Brazil Dam Disaster: Death Toll Surpases 110 People, Tons of Toxic Sludge to Harm the Environment
At least 110 people confirmed dead in Brumadinho dam collapse while more than 200 are still unaccounted for. Deadly dam collapse raises fears of a large-scale environmental crisis from the metal-laced slurry.
Earlier today, AlJazeera reported that no one has been found alive since Saturday, but the Minas Gerais Fire Department said it does not want to stop the search for victims.
The dam that held back iron-ore waste, owned and operated by mining giant Vale, collapsed last Friday , unleashing 12 million cubic meters of mud and debris that buried buildings adjoining the dam and several parts of the small southeastern city of Burmadinho.
This is now considered Brazil's deadliest-ever mine disaster.
AFP agency reports that the mineral-laced slurry released by the collapse could eventually pollute the Sao Francisco River, the second-longest in Brazil, which hosts various species of fish and has many towns along its banks. Unfortunately, many residents along the riverbanks stated that they rely on the river for food and day-to-day necessities.
Daily tests carried out by Brazil’s national water agency ANA in the Paraopeba tributary, muddied along 200 kilometers (120 miles) by the dam burst, show the presence of metals in the water have spiked to unhealthy levels.
The latest ANA results showed iron, magnesium, and aluminum at worrying levels. More on these tests can be read on JapanTimes, while BBC reported on the probable solutions to treat toxic sludge in such capacity.
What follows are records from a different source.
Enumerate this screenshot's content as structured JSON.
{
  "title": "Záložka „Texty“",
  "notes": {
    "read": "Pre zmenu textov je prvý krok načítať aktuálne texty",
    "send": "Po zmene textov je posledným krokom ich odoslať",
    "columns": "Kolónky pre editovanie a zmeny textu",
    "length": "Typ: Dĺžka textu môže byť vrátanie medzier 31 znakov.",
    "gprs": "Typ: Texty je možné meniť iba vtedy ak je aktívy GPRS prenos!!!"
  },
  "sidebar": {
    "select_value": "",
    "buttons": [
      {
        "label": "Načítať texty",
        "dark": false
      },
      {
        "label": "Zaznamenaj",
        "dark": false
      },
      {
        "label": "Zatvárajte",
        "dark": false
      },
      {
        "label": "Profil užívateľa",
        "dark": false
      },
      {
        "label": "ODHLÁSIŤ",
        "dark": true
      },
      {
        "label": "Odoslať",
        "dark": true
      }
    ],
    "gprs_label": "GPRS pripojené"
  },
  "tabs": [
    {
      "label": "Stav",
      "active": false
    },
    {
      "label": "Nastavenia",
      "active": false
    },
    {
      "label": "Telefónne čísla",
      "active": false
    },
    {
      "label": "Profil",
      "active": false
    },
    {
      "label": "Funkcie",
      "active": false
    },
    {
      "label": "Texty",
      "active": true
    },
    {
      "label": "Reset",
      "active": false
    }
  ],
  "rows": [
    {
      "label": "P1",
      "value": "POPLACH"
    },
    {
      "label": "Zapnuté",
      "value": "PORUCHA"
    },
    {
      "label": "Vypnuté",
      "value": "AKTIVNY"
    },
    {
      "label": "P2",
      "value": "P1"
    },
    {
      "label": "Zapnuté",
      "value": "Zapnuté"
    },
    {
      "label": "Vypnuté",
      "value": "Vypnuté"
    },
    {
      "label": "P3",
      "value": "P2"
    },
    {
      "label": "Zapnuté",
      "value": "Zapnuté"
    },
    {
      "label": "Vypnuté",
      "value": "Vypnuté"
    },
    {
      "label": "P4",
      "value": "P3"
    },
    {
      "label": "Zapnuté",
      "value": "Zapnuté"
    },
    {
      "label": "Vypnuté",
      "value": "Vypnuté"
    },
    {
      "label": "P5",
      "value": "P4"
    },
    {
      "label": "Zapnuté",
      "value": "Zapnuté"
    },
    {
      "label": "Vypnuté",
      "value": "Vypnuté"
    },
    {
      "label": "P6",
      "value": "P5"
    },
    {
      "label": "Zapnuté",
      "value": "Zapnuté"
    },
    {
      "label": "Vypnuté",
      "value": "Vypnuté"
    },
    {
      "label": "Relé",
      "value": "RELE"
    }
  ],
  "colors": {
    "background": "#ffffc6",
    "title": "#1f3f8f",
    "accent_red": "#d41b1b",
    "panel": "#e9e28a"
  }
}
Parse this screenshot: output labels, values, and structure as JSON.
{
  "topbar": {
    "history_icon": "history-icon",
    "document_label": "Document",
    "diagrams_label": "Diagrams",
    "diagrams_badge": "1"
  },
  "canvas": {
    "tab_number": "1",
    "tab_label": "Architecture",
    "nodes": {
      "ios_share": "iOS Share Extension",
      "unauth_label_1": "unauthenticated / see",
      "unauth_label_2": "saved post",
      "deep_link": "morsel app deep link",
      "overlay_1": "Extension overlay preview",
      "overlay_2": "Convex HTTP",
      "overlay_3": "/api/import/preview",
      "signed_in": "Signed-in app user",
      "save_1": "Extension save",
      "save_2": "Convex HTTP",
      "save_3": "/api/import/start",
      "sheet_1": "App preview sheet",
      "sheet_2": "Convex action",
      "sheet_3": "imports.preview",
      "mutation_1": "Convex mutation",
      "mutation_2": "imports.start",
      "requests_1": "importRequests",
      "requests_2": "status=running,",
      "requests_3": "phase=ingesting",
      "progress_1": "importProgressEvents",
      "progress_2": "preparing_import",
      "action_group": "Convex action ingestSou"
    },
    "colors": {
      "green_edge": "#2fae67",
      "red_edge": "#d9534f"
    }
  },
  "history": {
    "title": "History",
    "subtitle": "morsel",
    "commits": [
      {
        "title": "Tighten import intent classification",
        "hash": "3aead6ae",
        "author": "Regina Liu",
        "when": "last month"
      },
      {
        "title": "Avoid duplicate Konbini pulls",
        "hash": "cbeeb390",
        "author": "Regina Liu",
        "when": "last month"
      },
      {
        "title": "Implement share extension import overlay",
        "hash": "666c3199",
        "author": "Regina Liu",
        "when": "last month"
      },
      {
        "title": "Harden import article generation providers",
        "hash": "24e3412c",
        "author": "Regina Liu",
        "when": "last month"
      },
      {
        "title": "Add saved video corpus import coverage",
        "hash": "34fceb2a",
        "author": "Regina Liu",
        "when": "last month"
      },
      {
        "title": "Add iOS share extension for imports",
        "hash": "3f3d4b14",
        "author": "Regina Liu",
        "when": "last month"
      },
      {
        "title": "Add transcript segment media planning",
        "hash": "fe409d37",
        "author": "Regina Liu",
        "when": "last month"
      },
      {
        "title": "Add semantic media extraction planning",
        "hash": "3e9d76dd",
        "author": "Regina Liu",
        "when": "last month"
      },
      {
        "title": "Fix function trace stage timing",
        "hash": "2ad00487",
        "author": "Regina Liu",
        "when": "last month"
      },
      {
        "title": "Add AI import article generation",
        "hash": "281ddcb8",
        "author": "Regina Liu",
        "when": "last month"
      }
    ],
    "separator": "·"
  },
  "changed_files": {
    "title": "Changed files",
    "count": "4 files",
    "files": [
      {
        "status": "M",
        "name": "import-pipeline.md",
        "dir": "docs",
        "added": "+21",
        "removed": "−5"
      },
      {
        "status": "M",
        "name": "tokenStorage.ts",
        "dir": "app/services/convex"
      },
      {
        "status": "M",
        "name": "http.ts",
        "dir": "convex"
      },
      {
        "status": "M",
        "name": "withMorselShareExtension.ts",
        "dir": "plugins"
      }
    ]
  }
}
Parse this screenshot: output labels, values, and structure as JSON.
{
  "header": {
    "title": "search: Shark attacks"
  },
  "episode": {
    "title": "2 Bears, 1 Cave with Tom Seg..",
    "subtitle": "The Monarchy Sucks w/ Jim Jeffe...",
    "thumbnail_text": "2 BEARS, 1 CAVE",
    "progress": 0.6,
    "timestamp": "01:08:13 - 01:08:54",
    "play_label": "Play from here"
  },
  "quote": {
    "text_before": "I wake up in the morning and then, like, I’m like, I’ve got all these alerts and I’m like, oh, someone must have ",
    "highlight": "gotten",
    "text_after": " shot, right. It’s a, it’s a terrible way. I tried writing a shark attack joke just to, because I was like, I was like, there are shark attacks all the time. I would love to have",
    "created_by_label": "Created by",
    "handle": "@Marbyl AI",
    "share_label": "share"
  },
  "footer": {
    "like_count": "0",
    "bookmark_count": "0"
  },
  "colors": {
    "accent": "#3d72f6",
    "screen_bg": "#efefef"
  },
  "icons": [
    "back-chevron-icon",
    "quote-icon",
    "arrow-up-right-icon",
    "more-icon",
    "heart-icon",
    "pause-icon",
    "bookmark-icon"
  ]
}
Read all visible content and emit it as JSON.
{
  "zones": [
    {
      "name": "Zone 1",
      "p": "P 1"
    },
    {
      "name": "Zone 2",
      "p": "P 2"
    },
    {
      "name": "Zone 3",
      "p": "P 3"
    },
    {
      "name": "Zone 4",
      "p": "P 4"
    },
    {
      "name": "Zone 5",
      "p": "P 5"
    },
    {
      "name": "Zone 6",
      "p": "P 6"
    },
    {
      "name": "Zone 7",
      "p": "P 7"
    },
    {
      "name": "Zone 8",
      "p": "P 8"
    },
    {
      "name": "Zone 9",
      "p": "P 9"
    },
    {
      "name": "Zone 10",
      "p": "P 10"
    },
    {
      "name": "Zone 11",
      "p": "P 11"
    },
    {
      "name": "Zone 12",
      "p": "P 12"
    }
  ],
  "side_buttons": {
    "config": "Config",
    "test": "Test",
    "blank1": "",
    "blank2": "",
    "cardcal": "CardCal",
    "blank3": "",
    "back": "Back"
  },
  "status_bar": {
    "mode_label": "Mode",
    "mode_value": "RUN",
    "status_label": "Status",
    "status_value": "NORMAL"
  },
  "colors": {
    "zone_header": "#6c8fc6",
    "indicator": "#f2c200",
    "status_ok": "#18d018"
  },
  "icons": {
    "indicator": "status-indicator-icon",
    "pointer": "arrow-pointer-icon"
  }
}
Bellow is the latest video by the AP agency, that shows the true scale of this enormous tragedy,